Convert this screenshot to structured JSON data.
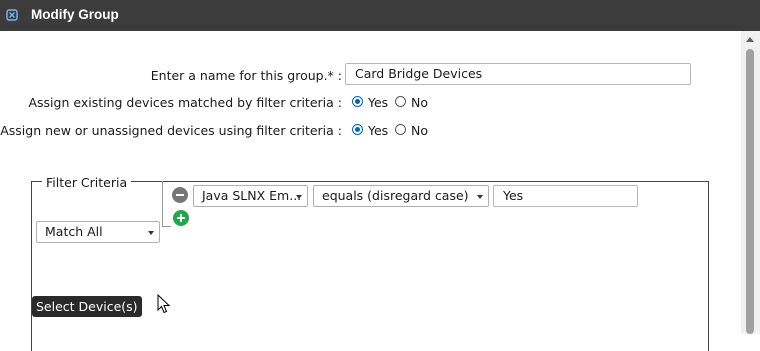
{
  "window": {
    "title": "Modify Group",
    "icon": "group-settings-icon"
  },
  "form": {
    "name_label": "Enter a name for this group.* :",
    "name_value": "Card Bridge Devices",
    "existing_label": "Assign existing devices matched by filter criteria :",
    "existing_yes": "Yes",
    "existing_no": "No",
    "existing_selected": "Yes",
    "new_label": "Assign new or unassigned devices using filter criteria :",
    "new_yes": "Yes",
    "new_no": "No",
    "new_selected": "Yes"
  },
  "filter": {
    "legend": "Filter Criteria",
    "criteria": [
      {
        "field": "Java SLNX Em...",
        "operator": "equals (disregard case)",
        "value": "Yes"
      }
    ],
    "match": "Match All"
  },
  "tooltip": "Select Device(s)",
  "colors": {
    "titlebar": "#3c3c3c",
    "radio_accent": "#0063b1",
    "add": "#22a84a",
    "remove": "#777777"
  }
}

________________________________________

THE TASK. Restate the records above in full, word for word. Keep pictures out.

ANSWER SECTION.
Convert this screenshot to structured JSON data.
{
  "window": {
    "title": "Modify Group",
    "icon": "group-settings-icon"
  },
  "form": {
    "name_label": "Enter a name for this group.* :",
    "name_value": "Card Bridge Devices",
    "existing_label": "Assign existing devices matched by filter criteria :",
    "existing_yes": "Yes",
    "existing_no": "No",
    "existing_selected": "Yes",
    "new_label": "Assign new or unassigned devices using filter criteria :",
    "new_yes": "Yes",
    "new_no": "No",
    "new_selected": "Yes"
  },
  "filter": {
    "legend": "Filter Criteria",
    "criteria": [
      {
        "field": "Java SLNX Em...",
        "operator": "equals (disregard case)",
        "value": "Yes"
      }
    ],
    "match": "Match All"
  },
  "tooltip": "Select Device(s)",
  "colors": {
    "titlebar": "#3c3c3c",
    "radio_accent": "#0063b1",
    "add": "#22a84a",
    "remove": "#777777"
  }
}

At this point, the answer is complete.